On East Washington street in Indianapolis, among the homeless shelters, drug stores, and sagging rooftops, there sits a little cafe. It’s not what you would expect to find in this neighborhood and that’s what drew my interest to work there for four months as a barista.
My experience was a mixture of dull hours accented by heart-pumping moments.
There were long afternoons where the only people who came in merely asked for a glass of water or the bathroom. Then there were times like the day a fight broke out right outside, and my manager ran to lock our doors before the fight was brought into the cafe. Police appeared, traffic swerved as the fight between two teen-age girls fell right into the busy street.
My heart broke when a little old man come in to buy a cup of coffee with nine dirty quarters. He wore a leather police jacket and never smiled. With his grey mustache pressed against the rim of his cup, he quietly drank his coffee in the back corner of our shop and stared blankly out the window. I saw him every day, and though I never learned his name did learn how he liked his coffee: a little cream and a lot of sugar.
My heart broke to see a shirtless man, in the heat of summer, walk in looking for something to drink. A baby clothed in just a diaper was pressed to his chest, maybe a month old. The child’s tiny arms ended in tightened fists, his legs far too skinny, his stomach flat and malnourished.
After a while I grew accustomed to this life. Driving through sad-looking streets, passing people I once thought were so scary, but now realized were just lost, confused, or seeking something to satisfy their addictions.
Though I worked on the East side, I had the luxury these people did not: to drive home at day’s end, to a safer, cleaner and more developed area of town.
But eventually I began to see pockets of light in this poverty stricken neighborhood. The church behind my cafe met regularly for bible study at our tables. Wheeler Mission’s staff often came in and shared about the work they were doing, while I fixed their coffee.
Day after day I mopped the floors of my cafe and prayed for the people who passed by the windows.
Morning after morning I clocked in and pulled shots of espresso for our regulars. I began to wonder if this was my calling, to be a barista in a poor area of my city and serve people one by one.
Then one day I was offered a job with the state government. Two weeks later I was clocking out for the last time and moving my career down to West Washington Street on the other side of town.
My new job was a completely different world. I was meeting with state Representatives, Senators, lobbyists, and journalists. I was sitting in a cubicle designing newsletters and writing press releases, responding to media requests, and surfing news outlets hunting for information.
And I was ordering coffee,
standing on the other side of the counter,
knowing how early these baristas woke,
how they brewed the coffee,
and prepped the night before.

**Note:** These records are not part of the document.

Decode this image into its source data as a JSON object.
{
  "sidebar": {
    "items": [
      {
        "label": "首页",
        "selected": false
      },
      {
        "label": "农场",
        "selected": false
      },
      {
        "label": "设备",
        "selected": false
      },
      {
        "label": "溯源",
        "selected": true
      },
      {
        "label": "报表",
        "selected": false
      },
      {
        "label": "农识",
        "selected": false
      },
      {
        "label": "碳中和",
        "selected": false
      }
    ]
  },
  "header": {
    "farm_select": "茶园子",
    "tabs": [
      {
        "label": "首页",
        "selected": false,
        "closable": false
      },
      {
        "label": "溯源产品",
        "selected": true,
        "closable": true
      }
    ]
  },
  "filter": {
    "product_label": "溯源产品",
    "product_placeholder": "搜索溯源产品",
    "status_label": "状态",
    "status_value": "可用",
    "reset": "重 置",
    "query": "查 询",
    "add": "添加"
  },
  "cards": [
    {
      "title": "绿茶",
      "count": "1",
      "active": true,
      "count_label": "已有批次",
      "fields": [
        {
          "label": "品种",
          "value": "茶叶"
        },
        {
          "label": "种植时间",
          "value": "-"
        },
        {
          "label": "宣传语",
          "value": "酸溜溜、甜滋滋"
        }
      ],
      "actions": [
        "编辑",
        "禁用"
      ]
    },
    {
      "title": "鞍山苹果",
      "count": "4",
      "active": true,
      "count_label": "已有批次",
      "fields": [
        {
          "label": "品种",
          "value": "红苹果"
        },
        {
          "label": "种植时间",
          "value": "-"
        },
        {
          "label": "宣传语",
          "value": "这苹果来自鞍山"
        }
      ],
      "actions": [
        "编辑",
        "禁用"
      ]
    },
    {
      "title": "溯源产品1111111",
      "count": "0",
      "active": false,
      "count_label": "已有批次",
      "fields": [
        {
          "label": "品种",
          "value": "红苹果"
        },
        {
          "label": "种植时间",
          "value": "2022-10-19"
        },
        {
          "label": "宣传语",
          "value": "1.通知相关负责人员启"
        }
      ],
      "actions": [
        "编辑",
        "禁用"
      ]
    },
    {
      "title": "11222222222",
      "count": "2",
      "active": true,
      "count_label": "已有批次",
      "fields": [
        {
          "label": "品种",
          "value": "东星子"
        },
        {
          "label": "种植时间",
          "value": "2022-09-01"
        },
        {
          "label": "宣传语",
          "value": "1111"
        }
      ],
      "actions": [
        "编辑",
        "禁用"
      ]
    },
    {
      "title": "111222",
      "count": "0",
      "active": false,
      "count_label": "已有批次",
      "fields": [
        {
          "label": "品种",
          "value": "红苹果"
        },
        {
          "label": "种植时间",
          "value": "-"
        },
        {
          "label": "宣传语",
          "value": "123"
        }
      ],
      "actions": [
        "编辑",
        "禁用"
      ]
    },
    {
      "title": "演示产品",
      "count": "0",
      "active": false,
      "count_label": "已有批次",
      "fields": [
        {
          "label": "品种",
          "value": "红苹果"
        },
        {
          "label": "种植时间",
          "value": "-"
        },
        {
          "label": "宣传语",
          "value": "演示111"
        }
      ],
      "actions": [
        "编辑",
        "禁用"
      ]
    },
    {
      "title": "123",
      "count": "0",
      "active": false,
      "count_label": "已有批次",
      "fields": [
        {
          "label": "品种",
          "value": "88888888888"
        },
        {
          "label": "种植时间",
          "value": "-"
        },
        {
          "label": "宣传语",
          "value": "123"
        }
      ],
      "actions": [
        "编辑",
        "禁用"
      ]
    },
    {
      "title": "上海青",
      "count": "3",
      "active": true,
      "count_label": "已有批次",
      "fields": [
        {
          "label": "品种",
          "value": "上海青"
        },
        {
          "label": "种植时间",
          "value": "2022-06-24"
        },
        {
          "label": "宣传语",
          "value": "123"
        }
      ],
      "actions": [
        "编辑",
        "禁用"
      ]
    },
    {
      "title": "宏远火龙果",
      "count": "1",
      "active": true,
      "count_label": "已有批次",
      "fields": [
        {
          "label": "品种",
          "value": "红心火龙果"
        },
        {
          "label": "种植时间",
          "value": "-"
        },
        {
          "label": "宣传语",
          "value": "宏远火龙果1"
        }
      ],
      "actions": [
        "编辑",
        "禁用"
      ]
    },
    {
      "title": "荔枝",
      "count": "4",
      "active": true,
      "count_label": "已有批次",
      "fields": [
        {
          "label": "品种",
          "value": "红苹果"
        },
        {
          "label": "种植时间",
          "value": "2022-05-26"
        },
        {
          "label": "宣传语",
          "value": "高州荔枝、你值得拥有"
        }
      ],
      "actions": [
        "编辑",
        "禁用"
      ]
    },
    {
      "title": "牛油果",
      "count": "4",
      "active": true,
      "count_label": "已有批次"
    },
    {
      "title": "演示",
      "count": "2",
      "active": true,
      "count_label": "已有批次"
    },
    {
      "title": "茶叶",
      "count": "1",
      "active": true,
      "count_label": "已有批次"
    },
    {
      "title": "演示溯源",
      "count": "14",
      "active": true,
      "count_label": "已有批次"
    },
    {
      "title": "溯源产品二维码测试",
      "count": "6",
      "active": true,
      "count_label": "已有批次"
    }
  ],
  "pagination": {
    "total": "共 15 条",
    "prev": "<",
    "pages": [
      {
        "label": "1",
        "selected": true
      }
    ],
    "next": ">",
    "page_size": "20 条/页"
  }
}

I was pulling a few extra dollars out of my wallet for the tip jar, because I too was once the barista counting up tips at the end of the day.
Life on the West side is so different than on the East and they are mere minutes from each other.

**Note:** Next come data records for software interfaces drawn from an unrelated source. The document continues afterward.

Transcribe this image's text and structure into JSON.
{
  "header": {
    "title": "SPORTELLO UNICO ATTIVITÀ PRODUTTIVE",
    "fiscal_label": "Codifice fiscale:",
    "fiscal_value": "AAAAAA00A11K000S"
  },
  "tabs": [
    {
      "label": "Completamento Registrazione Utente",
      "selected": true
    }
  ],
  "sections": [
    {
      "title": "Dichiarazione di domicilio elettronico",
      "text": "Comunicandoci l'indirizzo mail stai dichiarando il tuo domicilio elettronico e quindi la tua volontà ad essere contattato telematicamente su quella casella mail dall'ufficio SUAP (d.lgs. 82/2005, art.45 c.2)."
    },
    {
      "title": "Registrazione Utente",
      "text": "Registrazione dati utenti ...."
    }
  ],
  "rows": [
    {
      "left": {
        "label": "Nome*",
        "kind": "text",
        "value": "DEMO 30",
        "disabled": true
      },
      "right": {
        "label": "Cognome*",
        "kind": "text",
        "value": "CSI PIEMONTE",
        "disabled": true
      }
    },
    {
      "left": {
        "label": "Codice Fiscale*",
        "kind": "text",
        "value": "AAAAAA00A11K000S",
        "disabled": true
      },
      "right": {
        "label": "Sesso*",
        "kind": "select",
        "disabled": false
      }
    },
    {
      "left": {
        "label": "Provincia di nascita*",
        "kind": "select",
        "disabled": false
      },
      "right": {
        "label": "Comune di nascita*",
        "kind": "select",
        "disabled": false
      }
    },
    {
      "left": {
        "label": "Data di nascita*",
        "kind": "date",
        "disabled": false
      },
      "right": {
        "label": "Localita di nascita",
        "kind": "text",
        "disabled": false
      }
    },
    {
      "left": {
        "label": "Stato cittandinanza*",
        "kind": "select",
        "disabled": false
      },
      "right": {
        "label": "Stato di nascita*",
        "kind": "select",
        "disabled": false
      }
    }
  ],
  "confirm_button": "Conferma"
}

How is it so easy to forget the ghetto parts of a city simply because you never see them?
I’ve grown accustomed to this high society part of Indy, in the middle of towering hotels surrounded by expensive restaurants. I fear I’ve become puffed up and have forgotten the little old man with the mustache or the malnourished baby.
But maybe being a part of state government will allow me to make a bigger difference now that I’ve heard peoples’ stories while making them coffee. Maybe since I began at the personal level, it will in turn help me at the thirty thousand foot level concerning government communications and legislative affairs, to help underdeveloped areas like the East side of Indy…